Orphan works reforms approved by European Parliament committee amidst apparent voting irregularities

Out-Law News | 19 Mar 2012 | 4:37 pm | 2 min. read

A European Parliament committee has voted in favour of reforming copyright laws to enable so-called 'orphan works' to be made available in online archives.

Orphan works are copyrighted material, such as books, films and music, which have no identified owner. At the moment many orphan works lie in storage in libraries and other institutions and because of copyright law cannot be digitised or used without permission until the term of copyright expires.

The Parliament's Legal Affairs committee voted to back draft legislation that would enable institutions to digitise works if, following a "diligent" search, the copyright holder cannot be identified or located. Once digitised the orphan works could be utilised for non-commercial use, according to a press statement from the committee.

The draft legislation that has been backed allows for copyright holders to "put an end  to the orphan status of a work at any time and claim an appropriate compensation for the use made out of it," according to the committee.  Individual member states will be able to draw up their own rules on the compensation regime for those circumstances.

"This regulation would finally make it possible to get some hidden treasures out of the closet and make them available to the general public," Lidia Geringer de Oedenberg MEP and Legal Affairs committee member said. "Now it is time to start negotiating with national governments and stand up for our points".

Geringer de Oedenberg will now lead a team from the Parliament into discussions with the Council of Ministers over the reforms. The draft legislation can only be approved following approval by the Council of Ministers and a full vote at the European Parliament.

Geringer de Oedenberg had written to the chair of the Legal Affairs Committee after spotting apparent irregularities in the number of votes cast and counted during the process of finalising the draft proposals. She said "crucial" amendments to the reforms had been rejected on the basis of more votes counted than had been cast.

"During the vote I was making precise notes as to the balance of votes in favour and against to my crucial amendments," she said. "It came to me as a surprise that for my Compromise Amendments 20 check vote announced by the Chair was 14 to 12 which gives us 26 Members! Considering that we only have 24 Members in [the] Committee and according to the protocol only 23 were present this result is confusing and calls for clarification".
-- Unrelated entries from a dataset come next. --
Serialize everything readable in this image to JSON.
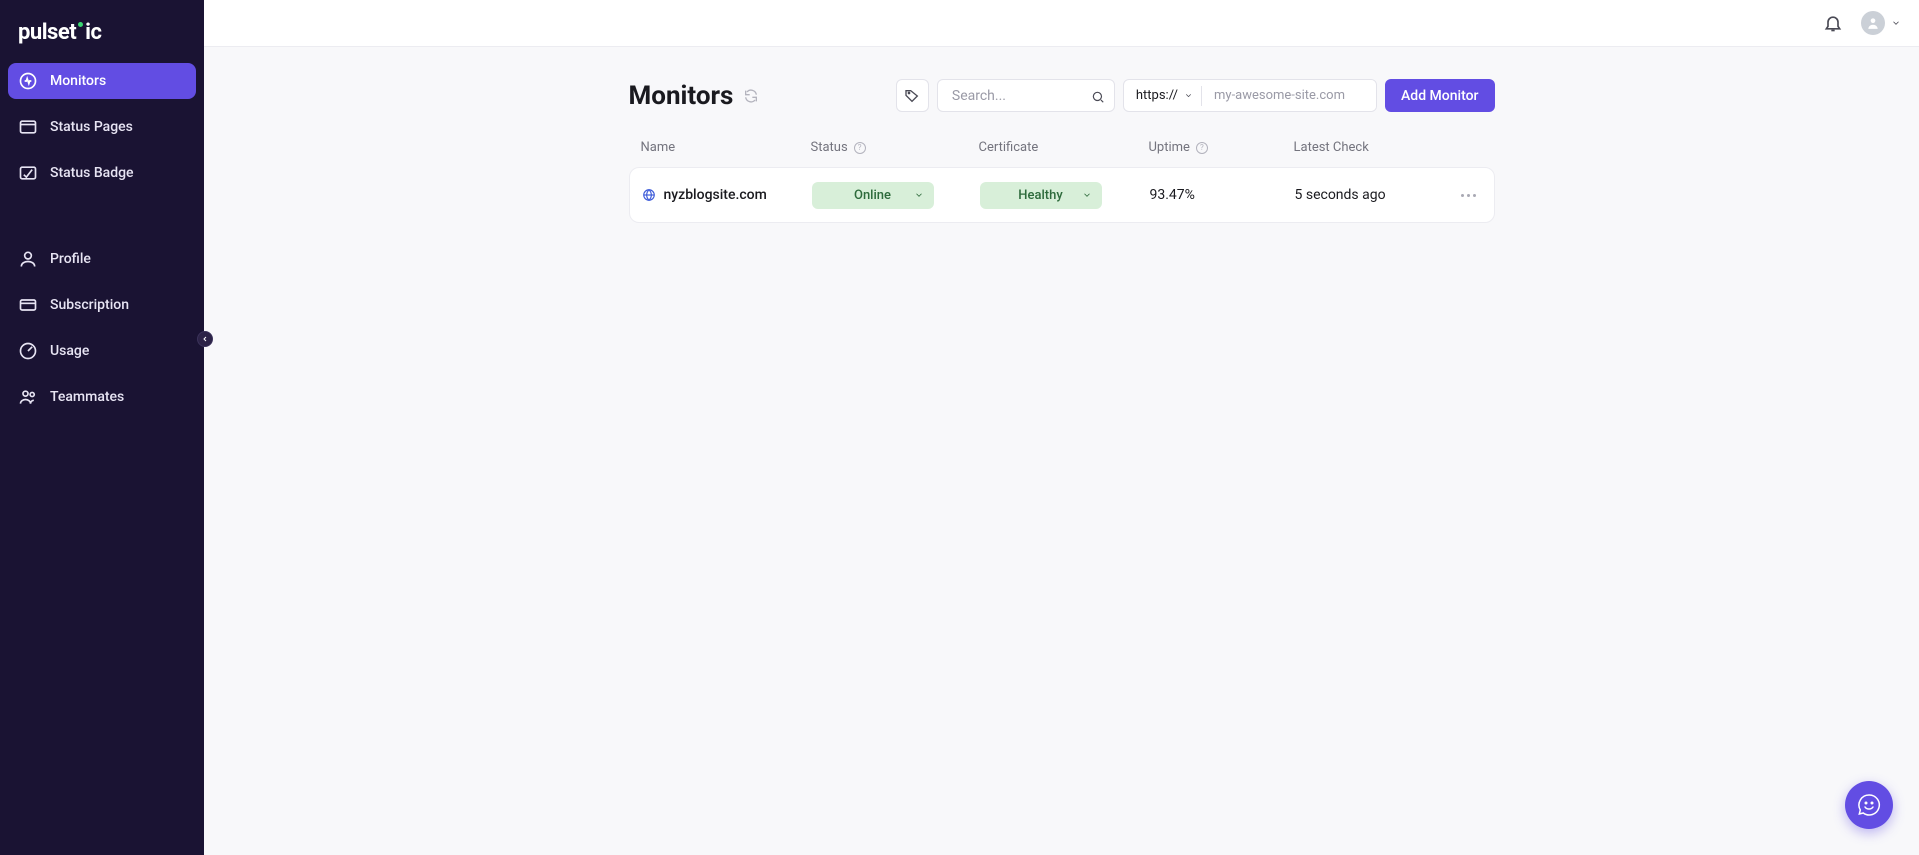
{
  "brand": "pulsetic",
  "sidebar": {
    "items": [
      {
        "label": "Monitors",
        "icon": "monitor"
      },
      {
        "label": "Status Pages",
        "icon": "window"
      },
      {
        "label": "Status Badge",
        "icon": "badge"
      }
    ],
    "items2": [
      {
        "label": "Profile",
        "icon": "user"
      },
      {
        "label": "Subscription",
        "icon": "card"
      },
      {
        "label": "Usage",
        "icon": "gauge"
      },
      {
        "label": "Teammates",
        "icon": "users"
      }
    ]
  },
  "header": {
    "title": "Monitors",
    "search_placeholder": "Search...",
    "protocol": "https://",
    "url_placeholder": "my-awesome-site.com",
    "add_button": "Add Monitor"
  },
  "table": {
    "columns": {
      "name": "Name",
      "status": "Status",
      "certificate": "Certificate",
      "uptime": "Uptime",
      "latest": "Latest Check"
    },
    "rows": [
      {
        "name": "nyzblogsite.com",
        "status": "Online",
        "certificate": "Healthy",
        "uptime": "93.47%",
        "latest": "5 seconds ago"
      }
    ]
  }
}
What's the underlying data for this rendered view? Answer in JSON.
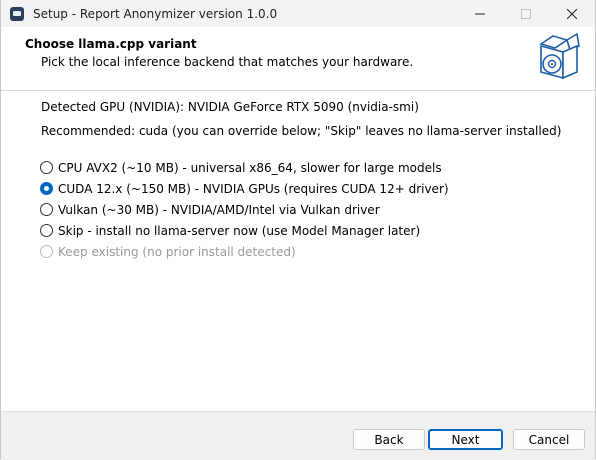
{
  "window": {
    "title": "Setup - Report Anonymizer version 1.0.0",
    "controls": {
      "minimize_icon": "minimize-icon",
      "maximize_icon": "maximize-icon",
      "close_icon": "close-icon"
    }
  },
  "header": {
    "title": "Choose llama.cpp variant",
    "subtitle": "Pick the local inference backend that matches your hardware.",
    "graphic_icon": "installer-box-icon"
  },
  "info": {
    "gpu": "Detected GPU (NVIDIA): NVIDIA GeForce RTX 5090  (nvidia-smi)",
    "recommended": "Recommended: cuda  (you can override below; \"Skip\" leaves no llama-server installed)"
  },
  "options": [
    {
      "label": "CPU AVX2 (~10 MB) - universal x86_64, slower for large models",
      "selected": false,
      "enabled": true
    },
    {
      "label": "CUDA 12.x (~150 MB) - NVIDIA GPUs (requires CUDA 12+ driver)",
      "selected": true,
      "enabled": true
    },
    {
      "label": "Vulkan (~30 MB) - NVIDIA/AMD/Intel via Vulkan driver",
      "selected": false,
      "enabled": true
    },
    {
      "label": "Skip - install no llama-server now (use Model Manager later)",
      "selected": false,
      "enabled": true
    },
    {
      "label": "Keep existing (no prior install detected)",
      "selected": false,
      "enabled": false
    }
  ],
  "buttons": {
    "back": "Back",
    "next": "Next",
    "cancel": "Cancel"
  },
  "colors": {
    "accent": "#0067c0",
    "disabled_text": "#9a9a9a"
  }
}
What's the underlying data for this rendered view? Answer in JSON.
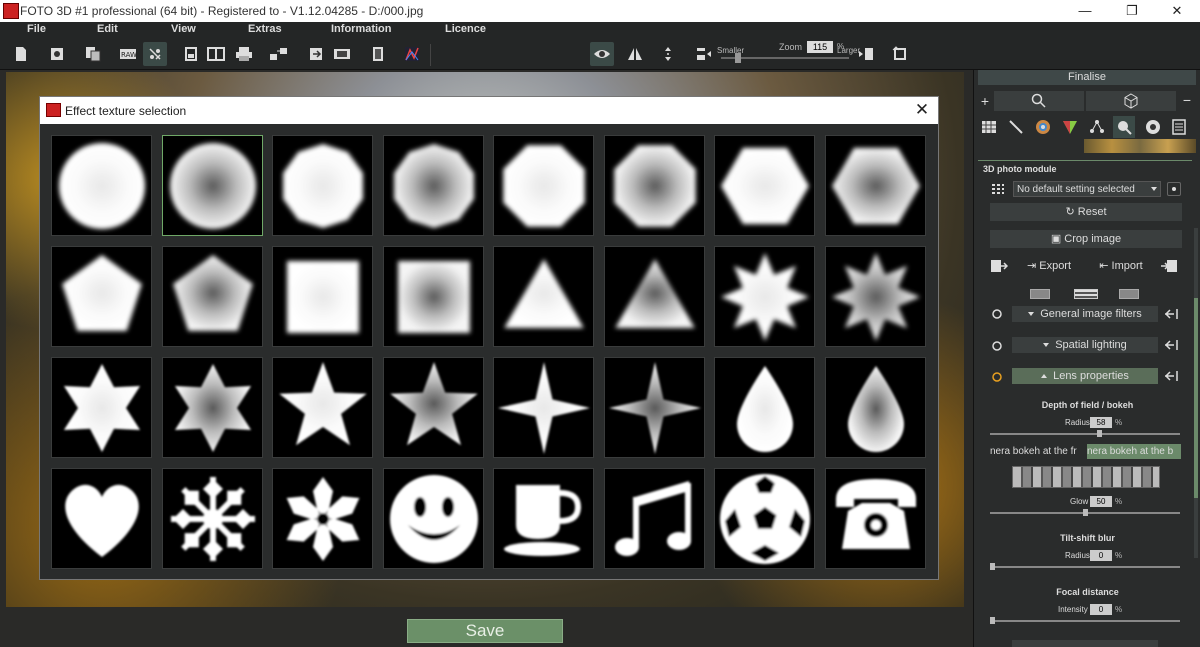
{
  "window": {
    "title": "FOTO 3D #1 professional (64 bit) - Registered to - V1.12.04285 - D:/000.jpg",
    "minimize": "—",
    "maximize": "❐",
    "close": "✕"
  },
  "menu": {
    "file": "File",
    "edit": "Edit",
    "view": "View",
    "extras": "Extras",
    "information": "Information",
    "licence": "Licence"
  },
  "toolbar": {
    "zoom_label": "Zoom",
    "zoom_value": "115",
    "zoom_unit": "%",
    "smaller": "Smaller",
    "larger": "Larger"
  },
  "dialog": {
    "title": "Effect texture selection",
    "close": "✕",
    "selected_index": 1,
    "textures": [
      "soft-circle-light",
      "soft-circle-dark",
      "soft-decagon-light",
      "soft-decagon-dark",
      "soft-octagon-light",
      "soft-octagon-dark",
      "soft-hexagon-light",
      "soft-hexagon-dark",
      "soft-pentagon-light",
      "soft-pentagon-dark",
      "soft-square-light",
      "soft-square-dark",
      "soft-triangle-light",
      "soft-triangle-dark",
      "soft-8star-light",
      "soft-8star-dark",
      "6star-light",
      "6star-dark",
      "5star-light",
      "5star-dark",
      "4star-light",
      "4star-dark",
      "drop-light",
      "drop-dark",
      "heart",
      "snowflake-a",
      "snowflake-b",
      "smiley",
      "coffee-cup",
      "music-note",
      "football",
      "telephone"
    ]
  },
  "save_label": "Save",
  "panel": {
    "finalise": "Finalise",
    "plus": "+",
    "minus": "−",
    "module_title": "3D photo module",
    "preset": "No default setting selected",
    "reset": "Reset",
    "crop": "Crop image",
    "export": "Export",
    "import": "Import",
    "general_filters": "General image filters",
    "spatial_lighting": "Spatial lighting",
    "lens_properties": "Lens properties",
    "dof_title": "Depth of field / bokeh",
    "radius_label": "Radius",
    "radius_value": "58",
    "pct": "%",
    "bokeh_front": "nera bokeh at the fr",
    "bokeh_back": "nera bokeh at the b",
    "glow_label": "Glow",
    "glow_value": "50",
    "tilt_title": "Tilt-shift blur",
    "tilt_radius_label": "Radius",
    "tilt_radius_value": "0",
    "focal_title": "Focal distance",
    "intensity_label": "Intensity",
    "intensity_value": "0",
    "values": {
      "radius": 58,
      "glow": 50,
      "tilt_radius": 0,
      "intensity": 0
    }
  },
  "colors": {
    "accent_green": "#6b9068",
    "panel_bg": "#2a2c2c",
    "selection": "#6fa867"
  }
}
"Similar situation appears on Amendment 71 which pass with the result announced  13 to 12  what gives as 25 Members and my Amendment 32 which fall 13 to 11 -24 Members. In the light of above mentioned facts I would like to ask you for precise clarification on all those matters and kind reconsideration of re-vote for my report," Geringer de Oedenberg said in her letter.

In May last year the European Commission outlined plans for a new EU Directive governing how orphan works should be archived by public organisations across Europe.

The Commission proposed that orphan works are digitised and made available online in all EU countries, regardless where the work originates from. The Commission previously said that it expected its Directive to be adopted during 2012 after consideration in the Parliament and by the Council of Ministers.